- 2. We've spoken with our adjacent neighbour who has no rising damp issues, and their cellar is dry. There are damp spots on our cellar walls though, but the damp is spotty and not uniform.
- 3 & 4. Other images from the interior of the damp.
- 1. The most immediate cause we thought was the concrete which has been laid in the back garden. It's old and broken apart now, and we will eventually have removed and put a conservatory in its place. We've had conflicting advice, as some have said this could be causing the damp and is not-levelled correctly. However, our Build Site Director says it's actually not necessarily a levelling issue, as it's not blocking the vents going under the house floors which are shown in the additional photos. We were tempted to immediately remove this regardless, but as we aim to eventually put a conservatory here, we didn't want to spend the money to put down clover or something similar to prevent the garden turning into mud in the interim.
- 2 & 3. As part of renovations, we aim to ensure these are completely unblocked, but they are not currently obstructed by the concrete. We were worried that the concrete may be causing rainwater to drain under the house though? This was put to us by another Build Site Director quoting renovations.

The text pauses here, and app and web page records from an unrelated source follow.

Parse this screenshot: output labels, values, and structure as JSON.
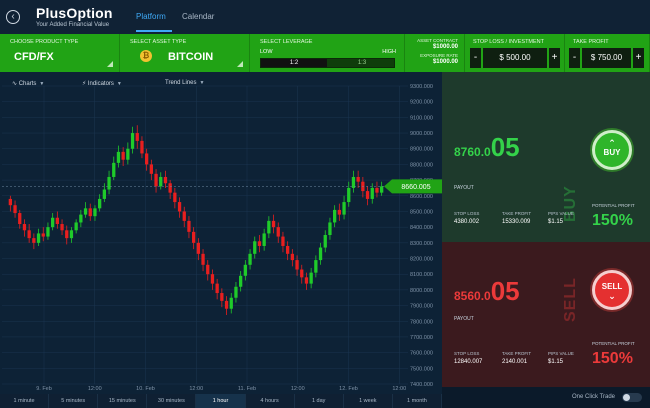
{
  "header": {
    "logo_name": "PlusOption",
    "logo_tagline": "Your Added Financial Value",
    "tabs": [
      {
        "label": "Platform",
        "active": true
      },
      {
        "label": "Calendar",
        "active": false
      }
    ]
  },
  "controls": {
    "product": {
      "label": "CHOOSE PRODUCT TYPE",
      "value": "CFD/FX"
    },
    "asset": {
      "label": "SELECT ASSET TYPE",
      "value": "BITCOIN",
      "icon": "bitcoin-coin-icon"
    },
    "leverage": {
      "label": "SELECT LEVERAGE",
      "low": "LOW",
      "high": "HIGH",
      "selected": "1:2",
      "other": "1:3"
    },
    "asset_contract": {
      "label": "ASSET CONTRACT",
      "value": "$1000.00",
      "exposure_label": "EXPOSURE RATE",
      "exposure_value": "$1000.00"
    },
    "stop_loss": {
      "label": "STOP LOSS / INVESTMENT",
      "value": "$ 500.00",
      "minus": "-",
      "plus": "+"
    },
    "take_profit": {
      "label": "TAKE PROFIT",
      "value": "$ 750.00",
      "minus": "-",
      "plus": "+"
    }
  },
  "toolbar": {
    "charts": "Charts",
    "indicators": "Indicators",
    "trend_lines": "Trend Lines"
  },
  "chart_data": {
    "type": "candlestick",
    "y_ticks": [
      "9300.000",
      "9200.000",
      "9100.000",
      "9000.000",
      "8900.000",
      "8800.000",
      "8700.000",
      "8600.000",
      "8500.000",
      "8400.000",
      "8300.000",
      "8200.000",
      "8100.000",
      "8000.000",
      "7900.000",
      "7800.000",
      "7700.000",
      "7600.000",
      "7500.000",
      "7400.000"
    ],
    "x_ticks": [
      "9. Feb",
      "12:00",
      "10. Feb",
      "12:00",
      "11. Feb",
      "12:00",
      "12. Feb",
      "12:00"
    ],
    "ylim": [
      7400,
      9300
    ],
    "current_price": "8660.005",
    "colors": {
      "up": "#1fcb2a",
      "down": "#e81f1f",
      "marker": "#21a315"
    },
    "candles": [
      [
        8580,
        8540,
        8600,
        8500
      ],
      [
        8540,
        8490,
        8570,
        8460
      ],
      [
        8490,
        8420,
        8510,
        8390
      ],
      [
        8420,
        8380,
        8450,
        8340
      ],
      [
        8380,
        8330,
        8420,
        8300
      ],
      [
        8330,
        8300,
        8360,
        8260
      ],
      [
        8300,
        8360,
        8390,
        8280
      ],
      [
        8360,
        8340,
        8400,
        8310
      ],
      [
        8340,
        8400,
        8430,
        8320
      ],
      [
        8400,
        8460,
        8490,
        8380
      ],
      [
        8460,
        8420,
        8500,
        8390
      ],
      [
        8420,
        8380,
        8450,
        8350
      ],
      [
        8380,
        8330,
        8410,
        8290
      ],
      [
        8330,
        8380,
        8400,
        8300
      ],
      [
        8380,
        8430,
        8450,
        8360
      ],
      [
        8430,
        8480,
        8510,
        8400
      ],
      [
        8480,
        8520,
        8560,
        8460
      ],
      [
        8520,
        8470,
        8550,
        8440
      ],
      [
        8470,
        8520,
        8540,
        8440
      ],
      [
        8520,
        8580,
        8610,
        8500
      ],
      [
        8580,
        8640,
        8680,
        8560
      ],
      [
        8640,
        8720,
        8760,
        8610
      ],
      [
        8720,
        8810,
        8850,
        8700
      ],
      [
        8810,
        8880,
        8920,
        8780
      ],
      [
        8880,
        8830,
        8910,
        8790
      ],
      [
        8830,
        8900,
        8940,
        8800
      ],
      [
        8900,
        9000,
        9040,
        8870
      ],
      [
        9000,
        8950,
        9050,
        8900
      ],
      [
        8950,
        8870,
        8980,
        8840
      ],
      [
        8870,
        8800,
        8900,
        8760
      ],
      [
        8800,
        8740,
        8830,
        8700
      ],
      [
        8740,
        8660,
        8770,
        8620
      ],
      [
        8660,
        8720,
        8750,
        8640
      ],
      [
        8720,
        8680,
        8760,
        8650
      ],
      [
        8680,
        8620,
        8700,
        8580
      ],
      [
        8620,
        8560,
        8650,
        8520
      ],
      [
        8560,
        8500,
        8590,
        8460
      ],
      [
        8500,
        8440,
        8530,
        8400
      ],
      [
        8440,
        8370,
        8470,
        8330
      ],
      [
        8370,
        8300,
        8400,
        8260
      ],
      [
        8300,
        8230,
        8330,
        8190
      ],
      [
        8230,
        8160,
        8260,
        8120
      ],
      [
        8160,
        8100,
        8190,
        8060
      ],
      [
        8100,
        8040,
        8130,
        8000
      ],
      [
        8040,
        7980,
        8070,
        7940
      ],
      [
        7980,
        7930,
        8010,
        7890
      ],
      [
        7930,
        7880,
        7960,
        7840
      ],
      [
        7880,
        7950,
        7980,
        7850
      ],
      [
        7950,
        8020,
        8050,
        7920
      ],
      [
        8020,
        8090,
        8120,
        7990
      ],
      [
        8090,
        8160,
        8190,
        8060
      ],
      [
        8160,
        8230,
        8260,
        8130
      ],
      [
        8230,
        8310,
        8340,
        8200
      ],
      [
        8310,
        8280,
        8350,
        8240
      ],
      [
        8280,
        8360,
        8390,
        8250
      ],
      [
        8360,
        8440,
        8470,
        8330
      ],
      [
        8440,
        8400,
        8480,
        8360
      ],
      [
        8400,
        8340,
        8430,
        8300
      ],
      [
        8340,
        8280,
        8370,
        8240
      ],
      [
        8280,
        8230,
        8310,
        8190
      ],
      [
        8230,
        8190,
        8260,
        8150
      ],
      [
        8190,
        8130,
        8220,
        8090
      ],
      [
        8130,
        8080,
        8160,
        8040
      ],
      [
        8080,
        8040,
        8110,
        8000
      ],
      [
        8040,
        8110,
        8140,
        8010
      ],
      [
        8110,
        8190,
        8220,
        8080
      ],
      [
        8190,
        8270,
        8300,
        8160
      ],
      [
        8270,
        8350,
        8380,
        8240
      ],
      [
        8350,
        8430,
        8460,
        8320
      ],
      [
        8430,
        8510,
        8540,
        8400
      ],
      [
        8510,
        8480,
        8550,
        8440
      ],
      [
        8480,
        8560,
        8600,
        8450
      ],
      [
        8560,
        8650,
        8690,
        8530
      ],
      [
        8650,
        8720,
        8760,
        8620
      ],
      [
        8720,
        8690,
        8760,
        8650
      ],
      [
        8690,
        8630,
        8720,
        8590
      ],
      [
        8630,
        8580,
        8660,
        8540
      ],
      [
        8580,
        8650,
        8680,
        8550
      ],
      [
        8650,
        8620,
        8690,
        8590
      ],
      [
        8620,
        8660,
        8690,
        8600
      ]
    ]
  },
  "timeframes": [
    {
      "label": "1 minute",
      "active": false
    },
    {
      "label": "5 minutes",
      "active": false
    },
    {
      "label": "15 minutes",
      "active": false
    },
    {
      "label": "30 minutes",
      "active": false
    },
    {
      "label": "1 hour",
      "active": true
    },
    {
      "label": "4 hours",
      "active": false
    },
    {
      "label": "1 day",
      "active": false
    },
    {
      "label": "1 week",
      "active": false
    },
    {
      "label": "1 month",
      "active": false
    }
  ],
  "buy": {
    "price_small": "8760.0",
    "price_large": "05",
    "side_word": "BUY",
    "payout": "PAYOUT",
    "stop_loss_label": "STOP LOSS",
    "stop_loss_value": "4380.002",
    "take_profit_label": "TAKE PROFIT",
    "take_profit_value": "15330.009",
    "pips_label": "PIPS VALUE",
    "pips_value": "$1.15",
    "potential_label": "POTENTIAL PROFIT",
    "potential_value": "150%",
    "button_label": "BUY"
  },
  "sell": {
    "price_small": "8560.0",
    "price_large": "05",
    "side_word": "SELL",
    "payout": "PAYOUT",
    "stop_loss_label": "STOP LOSS",
    "stop_loss_value": "12840.007",
    "take_profit_label": "TAKE PROFIT",
    "take_profit_value": "2140.001",
    "pips_label": "PIPS VALUE",
    "pips_value": "$1.15",
    "potential_label": "POTENTIAL PROFIT",
    "potential_value": "150%",
    "button_label": "SELL"
  },
  "one_click": {
    "label": "One Click Trade",
    "enabled": false
  }
}
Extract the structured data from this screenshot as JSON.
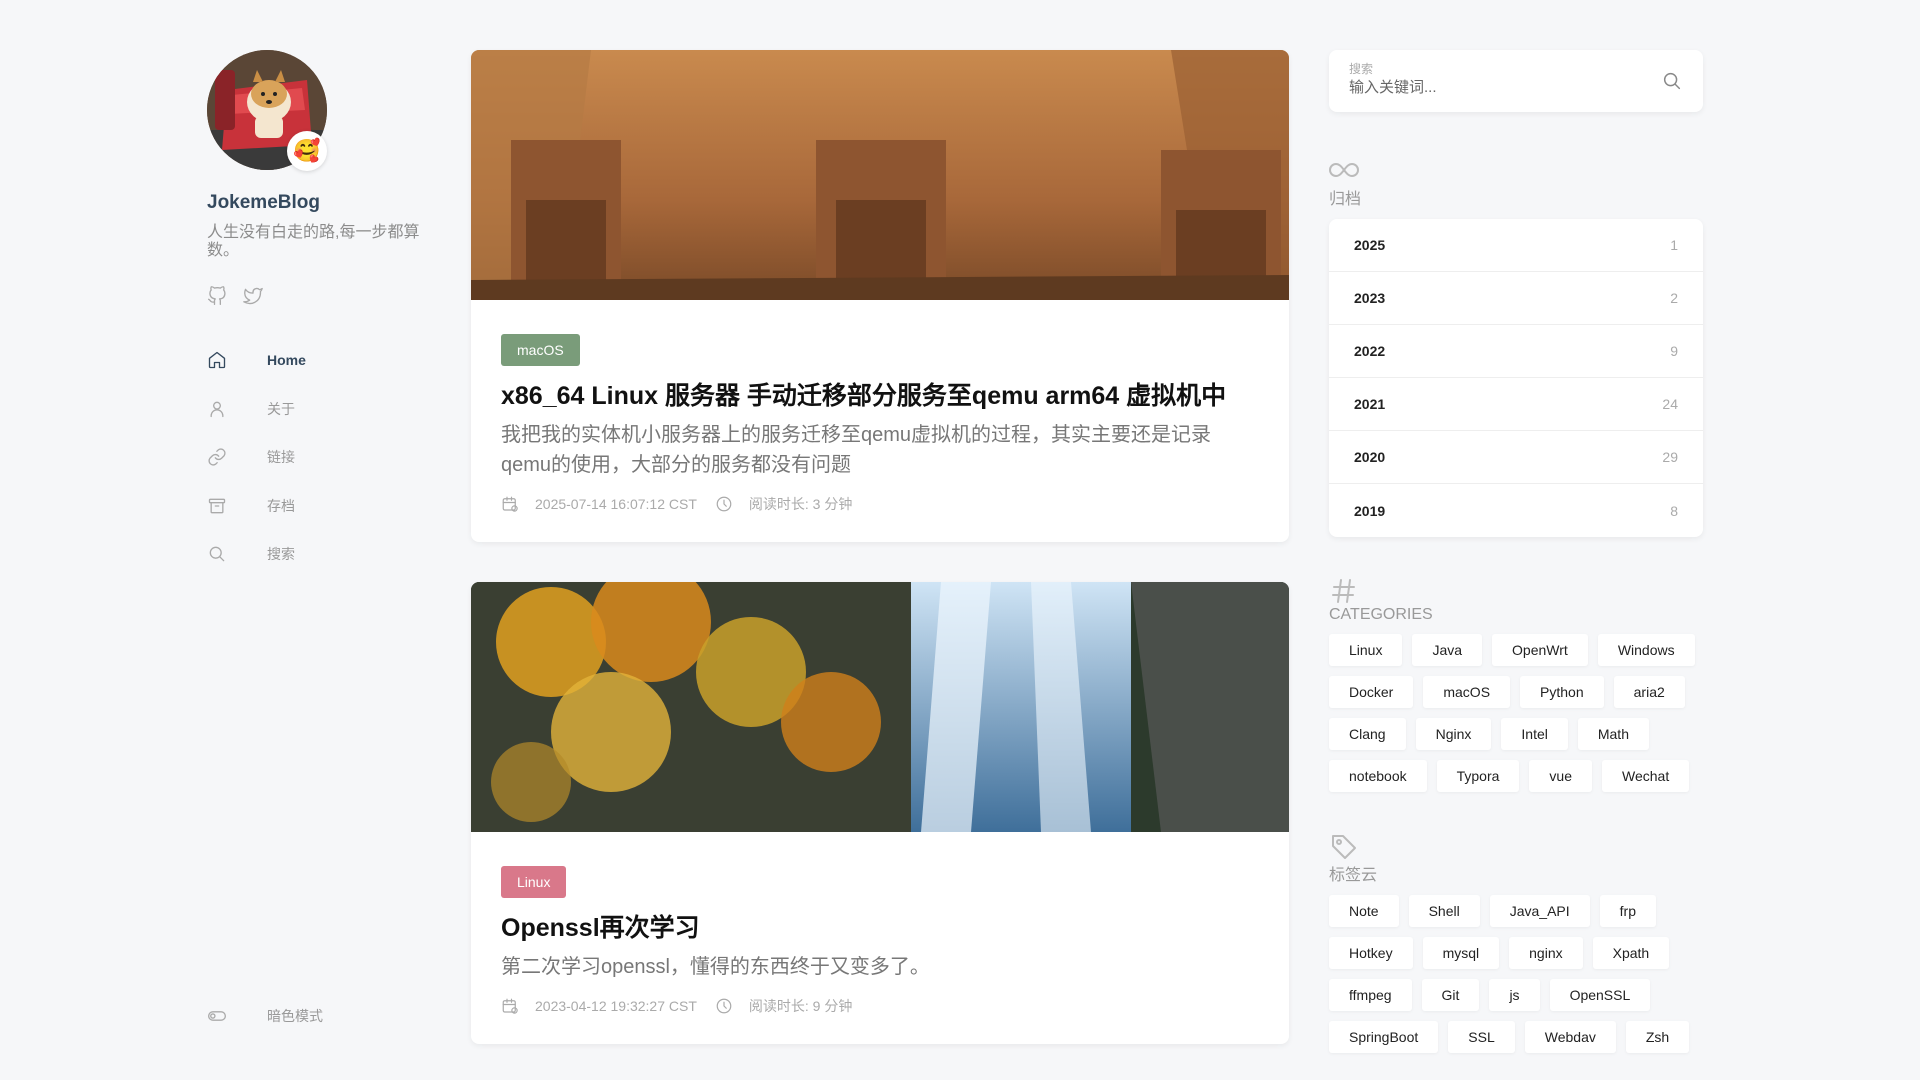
{
  "sidebar": {
    "site_name": "JokemeBlog",
    "site_desc": "人生没有白走的路,每一步都算数。",
    "avatar_emoji": "🥰",
    "nav": [
      {
        "label": "Home",
        "icon": "home-icon"
      },
      {
        "label": "关于",
        "icon": "user-icon"
      },
      {
        "label": "链接",
        "icon": "link-icon"
      },
      {
        "label": "存档",
        "icon": "archive-icon"
      },
      {
        "label": "搜索",
        "icon": "search-icon"
      }
    ],
    "dark_mode_label": "暗色模式"
  },
  "posts": [
    {
      "category": "macOS",
      "category_color": "#7a9c7a",
      "title": "x86_64 Linux 服务器 手动迁移部分服务至qemu arm64 虚拟机中",
      "summary": "我把我的实体机小服务器上的服务迁移至qemu虚拟机的过程，其实主要还是记录qemu的使用，大部分的服务都没有问题",
      "date": "2025-07-14 16:07:12 CST",
      "read_time": "阅读时长: 3 分钟"
    },
    {
      "category": "Linux",
      "category_color": "#d9788a",
      "title": "Openssl再次学习",
      "summary": "第二次学习openssl，懂得的东西终于又变多了。",
      "date": "2023-04-12 19:32:27 CST",
      "read_time": "阅读时长: 9 分钟"
    }
  ],
  "search": {
    "label": "搜索",
    "placeholder": "输入关键词..."
  },
  "archives": {
    "title": "归档",
    "items": [
      {
        "year": "2025",
        "count": "1"
      },
      {
        "year": "2023",
        "count": "2"
      },
      {
        "year": "2022",
        "count": "9"
      },
      {
        "year": "2021",
        "count": "24"
      },
      {
        "year": "2020",
        "count": "29"
      },
      {
        "year": "2019",
        "count": "8"
      }
    ]
  },
  "categories": {
    "title": "CATEGORIES",
    "items": [
      "Linux",
      "Java",
      "OpenWrt",
      "Windows",
      "Docker",
      "macOS",
      "Python",
      "aria2",
      "Clang",
      "Nginx",
      "Intel",
      "Math",
      "notebook",
      "Typora",
      "vue",
      "Wechat"
    ]
  },
  "tag_cloud": {
    "title": "标签云",
    "items": [
      "Note",
      "Shell",
      "Java_API",
      "frp",
      "Hotkey",
      "mysql",
      "nginx",
      "Xpath",
      "ffmpeg",
      "Git",
      "js",
      "OpenSSL",
      "SpringBoot",
      "SSL",
      "Webdav",
      "Zsh",
      "",
      "",
      "",
      ""
    ]
  }
}
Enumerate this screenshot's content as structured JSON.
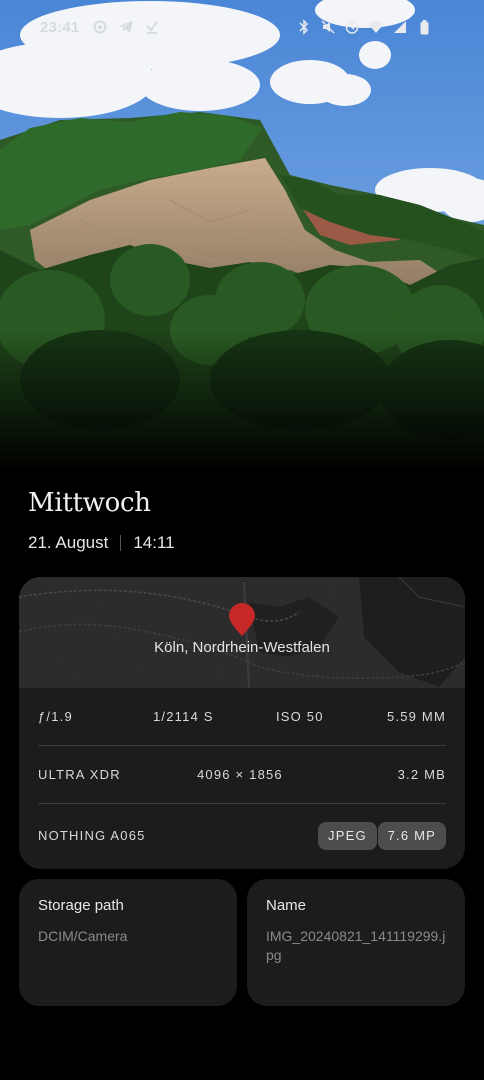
{
  "status_bar": {
    "time": "23:41",
    "left_icons": [
      "sync-icon",
      "telegram-icon",
      "download-done-icon"
    ],
    "right_icons": [
      "bluetooth-icon",
      "mute-icon",
      "alarm-icon",
      "wifi-icon",
      "signal-icon",
      "battery-icon"
    ]
  },
  "photo": {
    "subject": "quarry-cliff-landscape"
  },
  "header": {
    "weekday": "Mittwoch",
    "date": "21. August",
    "time": "14:11"
  },
  "location": {
    "label": "Köln, Nordrhein-Westfalen",
    "pin_color": "#c62828"
  },
  "exif": {
    "aperture": "ƒ/1.9",
    "shutter": "1/2114 S",
    "iso": "ISO 50",
    "focal_length": "5.59 MM",
    "mode": "ULTRA XDR",
    "resolution": "4096 × 1856",
    "file_size": "3.2 MB",
    "device": "NOTHING A065",
    "format": "JPEG",
    "megapixels": "7.6 MP"
  },
  "storage": {
    "title": "Storage path",
    "value": "DCIM/Camera"
  },
  "name": {
    "title": "Name",
    "value": "IMG_20240821_141119299.jpg"
  }
}
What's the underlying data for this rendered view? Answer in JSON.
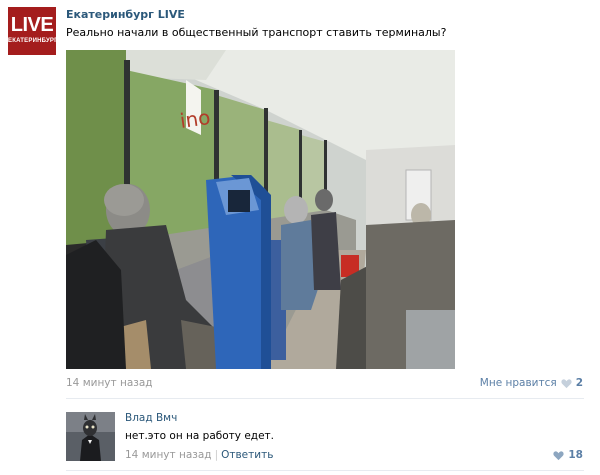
{
  "post": {
    "avatar_big": "LIVE",
    "avatar_small": "ЕКАТЕРИНБУРГ",
    "author": "Екатеринбург LIVE",
    "text": "Реально начали в общественный транспорт ставить терминалы?",
    "time": "14 минут назад",
    "like_label": "Мне нравится",
    "like_count": "2",
    "icons": {
      "like": "heart-icon"
    },
    "colors": {
      "link": "#2b587a",
      "avatar_bg": "#a41d1d",
      "meta": "#999999"
    }
  },
  "comment": {
    "author": "Влад Вмч",
    "text": "нет.это он на работу едет.",
    "time": "14 минут назад",
    "separator": "|",
    "reply_label": "Ответить",
    "like_count": "18"
  }
}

- 4. One major concern is that we have drainage pipes from both the bathroom/toilets as well as the guttering going beneath the concrete. From what we gathered from neighbours, the drainage system goes out under the back of the garden into a system in the parallel terrace behind us. There is no manhole on our property or the neighbours. The backs of our gardens sit against the one from the parallel terrace. I've contacted two companies who specialise in leaks to get quotes (£400 approximate + VAT) who said they can use cameras to see if anything is leaking. We think this might be a good thing to do regardless, but we want to make sure we aren't barking up on the wrong tree?